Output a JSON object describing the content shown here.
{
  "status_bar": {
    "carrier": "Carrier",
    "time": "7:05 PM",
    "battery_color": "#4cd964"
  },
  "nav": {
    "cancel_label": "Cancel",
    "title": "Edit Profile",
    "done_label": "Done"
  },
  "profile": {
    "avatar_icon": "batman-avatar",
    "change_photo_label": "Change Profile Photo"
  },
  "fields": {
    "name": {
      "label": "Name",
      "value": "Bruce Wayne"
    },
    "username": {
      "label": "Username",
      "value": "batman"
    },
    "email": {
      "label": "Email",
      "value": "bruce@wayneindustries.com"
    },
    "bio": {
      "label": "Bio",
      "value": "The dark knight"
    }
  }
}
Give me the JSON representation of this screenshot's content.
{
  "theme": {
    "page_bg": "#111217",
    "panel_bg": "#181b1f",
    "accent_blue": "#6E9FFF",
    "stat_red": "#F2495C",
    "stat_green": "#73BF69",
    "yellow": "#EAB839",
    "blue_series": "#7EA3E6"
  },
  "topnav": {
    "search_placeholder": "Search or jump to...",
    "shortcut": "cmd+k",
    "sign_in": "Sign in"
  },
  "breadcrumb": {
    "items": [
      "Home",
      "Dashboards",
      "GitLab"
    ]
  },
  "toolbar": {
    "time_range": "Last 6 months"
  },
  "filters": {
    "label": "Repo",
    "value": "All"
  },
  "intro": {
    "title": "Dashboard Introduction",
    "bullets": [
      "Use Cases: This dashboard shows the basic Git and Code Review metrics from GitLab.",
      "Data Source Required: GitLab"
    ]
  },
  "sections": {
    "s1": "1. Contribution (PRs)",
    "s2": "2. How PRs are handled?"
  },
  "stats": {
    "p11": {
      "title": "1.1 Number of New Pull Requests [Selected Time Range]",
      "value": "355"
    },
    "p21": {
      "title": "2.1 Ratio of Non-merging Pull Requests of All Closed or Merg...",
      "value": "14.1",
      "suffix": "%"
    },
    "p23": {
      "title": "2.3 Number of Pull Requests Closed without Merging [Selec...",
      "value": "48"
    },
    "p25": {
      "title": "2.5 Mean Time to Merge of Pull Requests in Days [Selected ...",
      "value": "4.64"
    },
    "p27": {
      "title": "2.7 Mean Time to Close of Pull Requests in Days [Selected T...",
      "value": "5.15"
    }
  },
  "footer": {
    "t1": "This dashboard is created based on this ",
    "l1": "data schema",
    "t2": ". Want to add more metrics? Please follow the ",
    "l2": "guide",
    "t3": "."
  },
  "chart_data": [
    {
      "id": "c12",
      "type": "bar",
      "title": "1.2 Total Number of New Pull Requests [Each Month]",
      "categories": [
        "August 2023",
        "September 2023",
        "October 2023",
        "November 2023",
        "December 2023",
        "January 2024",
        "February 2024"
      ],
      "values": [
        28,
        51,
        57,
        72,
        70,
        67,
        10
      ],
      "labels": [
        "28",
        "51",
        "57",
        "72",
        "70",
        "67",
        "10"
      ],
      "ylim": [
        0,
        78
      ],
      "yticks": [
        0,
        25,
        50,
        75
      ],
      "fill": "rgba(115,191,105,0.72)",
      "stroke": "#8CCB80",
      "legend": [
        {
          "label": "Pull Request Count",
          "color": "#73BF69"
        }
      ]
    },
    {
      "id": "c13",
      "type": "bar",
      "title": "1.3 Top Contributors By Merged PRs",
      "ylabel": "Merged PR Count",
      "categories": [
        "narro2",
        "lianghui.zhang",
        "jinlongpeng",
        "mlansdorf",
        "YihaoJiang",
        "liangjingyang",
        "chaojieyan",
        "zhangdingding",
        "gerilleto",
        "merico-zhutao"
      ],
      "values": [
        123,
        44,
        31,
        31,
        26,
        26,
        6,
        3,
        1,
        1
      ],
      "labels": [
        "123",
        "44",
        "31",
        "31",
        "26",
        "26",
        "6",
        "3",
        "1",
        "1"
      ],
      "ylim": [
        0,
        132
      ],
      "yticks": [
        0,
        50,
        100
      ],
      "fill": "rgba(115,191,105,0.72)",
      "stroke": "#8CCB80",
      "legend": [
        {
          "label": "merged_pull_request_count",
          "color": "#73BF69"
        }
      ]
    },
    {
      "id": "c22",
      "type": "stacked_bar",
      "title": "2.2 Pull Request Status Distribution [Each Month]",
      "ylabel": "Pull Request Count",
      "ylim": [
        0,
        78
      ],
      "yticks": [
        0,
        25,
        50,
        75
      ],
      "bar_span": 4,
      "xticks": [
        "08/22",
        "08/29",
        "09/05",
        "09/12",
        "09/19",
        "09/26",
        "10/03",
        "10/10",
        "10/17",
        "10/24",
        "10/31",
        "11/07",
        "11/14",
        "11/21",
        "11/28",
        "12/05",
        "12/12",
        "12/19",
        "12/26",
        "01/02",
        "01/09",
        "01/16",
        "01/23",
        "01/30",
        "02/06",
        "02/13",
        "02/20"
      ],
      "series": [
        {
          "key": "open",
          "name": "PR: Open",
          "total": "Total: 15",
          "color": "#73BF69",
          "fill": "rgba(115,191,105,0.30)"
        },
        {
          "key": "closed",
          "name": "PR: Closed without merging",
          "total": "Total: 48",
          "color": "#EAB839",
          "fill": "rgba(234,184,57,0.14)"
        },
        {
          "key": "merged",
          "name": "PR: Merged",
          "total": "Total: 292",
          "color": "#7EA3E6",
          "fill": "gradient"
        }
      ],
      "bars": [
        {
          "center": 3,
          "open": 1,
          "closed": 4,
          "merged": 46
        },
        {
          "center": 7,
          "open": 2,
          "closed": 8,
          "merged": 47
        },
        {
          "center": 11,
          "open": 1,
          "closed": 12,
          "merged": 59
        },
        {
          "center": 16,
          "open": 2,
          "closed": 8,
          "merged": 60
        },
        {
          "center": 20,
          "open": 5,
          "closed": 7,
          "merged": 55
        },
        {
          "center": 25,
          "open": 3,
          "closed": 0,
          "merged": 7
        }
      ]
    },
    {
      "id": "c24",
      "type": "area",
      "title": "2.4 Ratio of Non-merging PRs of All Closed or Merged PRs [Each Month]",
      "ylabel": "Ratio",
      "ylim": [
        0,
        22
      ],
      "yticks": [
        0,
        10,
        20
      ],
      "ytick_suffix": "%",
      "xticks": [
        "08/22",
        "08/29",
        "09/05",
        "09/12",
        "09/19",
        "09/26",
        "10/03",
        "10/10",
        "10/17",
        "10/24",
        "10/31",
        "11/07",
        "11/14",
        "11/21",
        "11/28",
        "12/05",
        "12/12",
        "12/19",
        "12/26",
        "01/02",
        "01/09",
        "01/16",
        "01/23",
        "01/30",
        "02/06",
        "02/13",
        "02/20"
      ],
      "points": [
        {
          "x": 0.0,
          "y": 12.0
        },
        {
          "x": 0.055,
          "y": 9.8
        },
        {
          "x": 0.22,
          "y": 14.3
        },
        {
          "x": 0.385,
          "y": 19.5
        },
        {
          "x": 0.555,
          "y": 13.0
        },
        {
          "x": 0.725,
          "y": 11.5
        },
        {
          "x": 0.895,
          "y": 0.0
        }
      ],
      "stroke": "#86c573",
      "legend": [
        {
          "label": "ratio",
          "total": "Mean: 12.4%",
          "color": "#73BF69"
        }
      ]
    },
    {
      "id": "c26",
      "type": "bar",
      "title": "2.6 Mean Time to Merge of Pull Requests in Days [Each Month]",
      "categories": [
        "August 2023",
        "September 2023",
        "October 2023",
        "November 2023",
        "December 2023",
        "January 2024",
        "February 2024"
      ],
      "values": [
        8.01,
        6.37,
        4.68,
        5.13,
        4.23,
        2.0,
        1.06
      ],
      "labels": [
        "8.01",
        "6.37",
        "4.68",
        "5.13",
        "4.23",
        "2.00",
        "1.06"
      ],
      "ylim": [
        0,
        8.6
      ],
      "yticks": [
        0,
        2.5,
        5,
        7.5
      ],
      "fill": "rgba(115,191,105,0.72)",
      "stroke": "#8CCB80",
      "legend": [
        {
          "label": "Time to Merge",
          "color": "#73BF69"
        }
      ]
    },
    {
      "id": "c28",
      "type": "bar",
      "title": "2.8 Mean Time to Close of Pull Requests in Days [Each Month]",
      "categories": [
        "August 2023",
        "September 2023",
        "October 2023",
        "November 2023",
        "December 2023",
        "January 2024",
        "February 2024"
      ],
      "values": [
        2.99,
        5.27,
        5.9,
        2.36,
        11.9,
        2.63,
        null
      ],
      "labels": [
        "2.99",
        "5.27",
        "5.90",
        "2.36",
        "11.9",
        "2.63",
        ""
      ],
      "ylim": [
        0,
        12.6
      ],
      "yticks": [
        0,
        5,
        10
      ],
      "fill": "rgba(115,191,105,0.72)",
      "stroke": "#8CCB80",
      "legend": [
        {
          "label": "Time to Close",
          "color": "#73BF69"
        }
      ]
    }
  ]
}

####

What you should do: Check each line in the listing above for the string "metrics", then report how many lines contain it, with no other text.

Response: 2